Iraqi Christians Return to Church Damaged by ISIS
There were gasps, followed by tears at a small church in northern Iraq as a group of Christians returned to their parish Sunday to find that everything had been destroyed, including the statue of the Virgin Mary which Islamic State terrorist group (ISIS/ Daesh / ISIL / IS) militants had decapitated before they left.
Keramlis, a Christian town on the Nineveh plains in northern Iraq, fell to the ISIS in August 2014, two months after the extremist group took Iraq's second city of Mosul and surrounding areas, sending most of its inhabitants fleeing.
The town was liberated around three weeks ago as part of the push for Mosul, but most of its homes have been destroyed in the process.
Many residents of Keramlis, an ancient Assyrian town less than 18 miles (29 kilometers) southeast of Mosul, now live in camps in Iraq's Kurdish region.
Hundreds of others fled to neighboring countries, Europe, the United States and further afield.
Some of those returned Sunday to attend a service in their hometown, and check on their homes.
Emotions ran high when the church bell tolled for the first time in more than two years, but standing amid the ruins of their church, few could summon up hope for the future.
"It was amazing, I got goose bumps.
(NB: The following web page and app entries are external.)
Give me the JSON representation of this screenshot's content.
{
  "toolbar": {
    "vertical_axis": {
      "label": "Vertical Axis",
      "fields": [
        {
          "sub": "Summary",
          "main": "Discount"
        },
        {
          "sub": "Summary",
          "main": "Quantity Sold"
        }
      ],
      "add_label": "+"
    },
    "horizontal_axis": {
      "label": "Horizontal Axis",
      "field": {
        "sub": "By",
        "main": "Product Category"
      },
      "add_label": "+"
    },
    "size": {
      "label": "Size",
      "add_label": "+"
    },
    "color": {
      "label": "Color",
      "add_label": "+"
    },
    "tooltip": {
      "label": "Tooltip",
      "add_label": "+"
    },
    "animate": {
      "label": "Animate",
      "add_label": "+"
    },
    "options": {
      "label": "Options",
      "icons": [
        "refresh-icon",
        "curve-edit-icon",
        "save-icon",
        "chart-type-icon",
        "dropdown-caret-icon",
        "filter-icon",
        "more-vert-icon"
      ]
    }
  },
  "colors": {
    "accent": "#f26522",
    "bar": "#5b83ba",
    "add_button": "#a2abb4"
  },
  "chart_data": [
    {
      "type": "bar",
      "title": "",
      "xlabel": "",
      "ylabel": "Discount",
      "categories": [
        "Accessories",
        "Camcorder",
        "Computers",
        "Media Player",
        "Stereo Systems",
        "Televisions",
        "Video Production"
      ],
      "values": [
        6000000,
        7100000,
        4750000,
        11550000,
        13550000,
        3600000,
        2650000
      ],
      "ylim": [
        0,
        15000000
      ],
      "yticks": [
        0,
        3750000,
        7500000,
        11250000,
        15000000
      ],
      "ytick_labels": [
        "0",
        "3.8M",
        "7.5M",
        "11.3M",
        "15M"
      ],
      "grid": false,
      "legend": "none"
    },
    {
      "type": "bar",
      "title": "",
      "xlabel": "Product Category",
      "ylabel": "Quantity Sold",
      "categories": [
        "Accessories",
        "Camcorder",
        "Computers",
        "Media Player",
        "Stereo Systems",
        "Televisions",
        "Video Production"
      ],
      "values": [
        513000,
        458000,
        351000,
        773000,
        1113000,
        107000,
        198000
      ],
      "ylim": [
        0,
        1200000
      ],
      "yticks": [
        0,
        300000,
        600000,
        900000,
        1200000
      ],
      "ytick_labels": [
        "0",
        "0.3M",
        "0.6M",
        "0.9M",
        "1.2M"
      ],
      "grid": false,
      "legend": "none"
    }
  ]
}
The bell for us means a great deal," said Sahir Shamoun, an athletics teacher who drove four hours with his wife from Zakho, near the Turkish border, to check on their home Sunday.
Prayers were held under the watchful eyes of armed Assyrian Christian militiamen, known as the Nineveh Plain Protection Units, or NPU.
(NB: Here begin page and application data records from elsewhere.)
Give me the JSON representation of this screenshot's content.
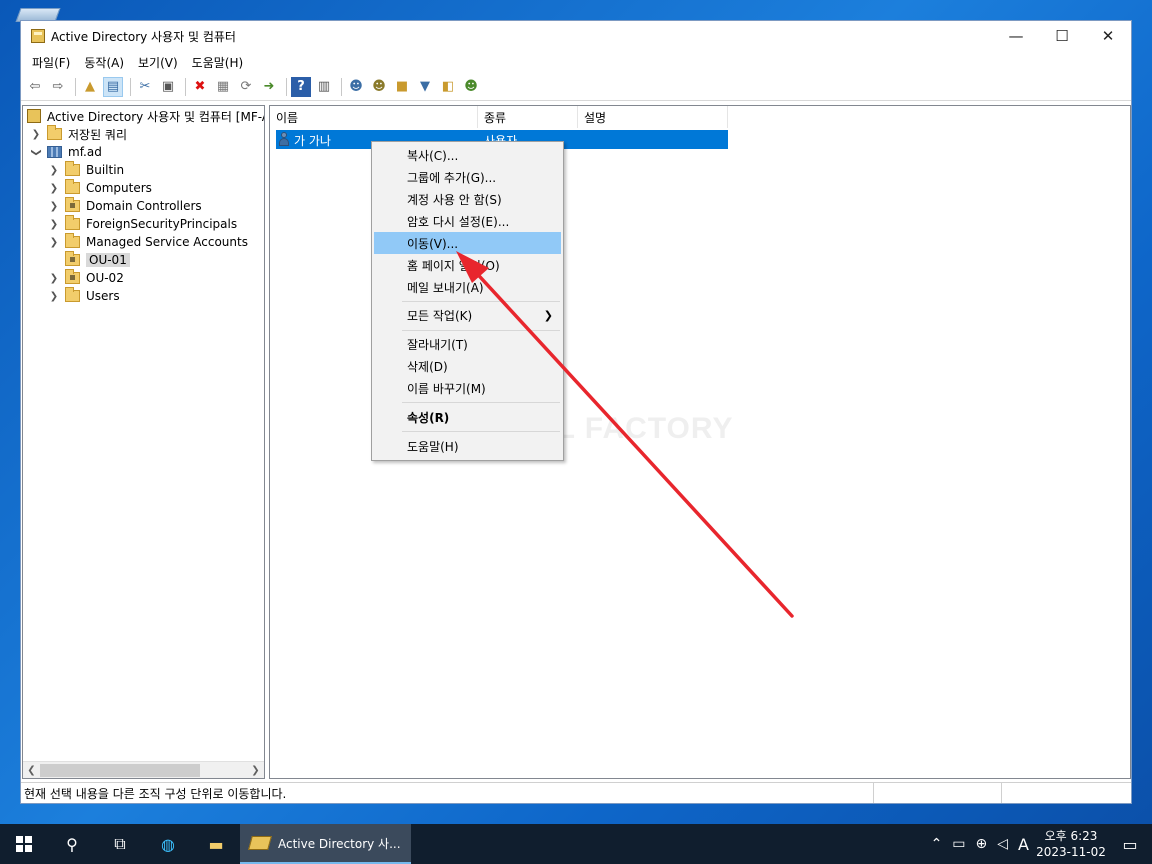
{
  "window": {
    "title": "Active Directory 사용자 및 컴퓨터",
    "controls": {
      "minimize": "—",
      "maximize": "☐",
      "close": "✕"
    }
  },
  "menubar": [
    "파일(F)",
    "동작(A)",
    "보기(V)",
    "도움말(H)"
  ],
  "toolbar": {
    "icons": [
      "back-icon",
      "forward-icon",
      "up-folder-icon",
      "show-hide-tree-icon",
      "cut-icon",
      "copy-icon",
      "delete-icon",
      "properties-icon",
      "refresh-icon",
      "export-icon",
      "help-icon",
      "console-icon",
      "new-user-icon",
      "new-group-icon",
      "new-ou-icon",
      "filter-icon",
      "find-icon",
      "add-to-group-icon"
    ]
  },
  "tree": {
    "root": "Active Directory 사용자 및 컴퓨터 [MF-A",
    "saved_queries": "저장된 쿼리",
    "domain": "mf.ad",
    "children": [
      "Builtin",
      "Computers",
      "Domain Controllers",
      "ForeignSecurityPrincipals",
      "Managed Service Accounts",
      "OU-01",
      "OU-02",
      "Users"
    ],
    "selected": "OU-01"
  },
  "list": {
    "columns": [
      "이름",
      "종류",
      "설명"
    ],
    "rows": [
      {
        "name": "가 가나",
        "type": "사용자",
        "description": ""
      }
    ]
  },
  "context_menu": {
    "copy": "복사(C)...",
    "add_to_group": "그룹에 추가(G)...",
    "disable_account": "계정 사용 안 함(S)",
    "reset_password": "암호 다시 설정(E)...",
    "move": "이동(V)...",
    "open_home_page": "홈 페이지 열기(O)",
    "send_mail": "메일 보내기(A)",
    "all_tasks": "모든 작업(K)",
    "cut": "잘라내기(T)",
    "delete": "삭제(D)",
    "rename": "이름 바꾸기(M)",
    "properties": "속성(R)",
    "help": "도움말(H)",
    "highlighted": "이동(V)..."
  },
  "watermark": "MANUAL FACTORY",
  "statusbar": {
    "text": "현재 선택 내용을 다른 조직 구성 단위로 이동합니다."
  },
  "taskbar": {
    "app_label": "Active Directory 사...",
    "clock_period": "오후 6:23",
    "clock_date": "2023-11-02",
    "ime": "A"
  },
  "colors": {
    "selection": "#0078d7",
    "menu_highlight": "#91c9f7",
    "arrow": "#e8262d",
    "taskbar": "#101e2e"
  }
}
Christians once constituted a sizeable minority in Iraq, but their numbers have dwindled since the 2003 US-led invasion as many have emigrated to the West to escape violence.
Source: Al Alam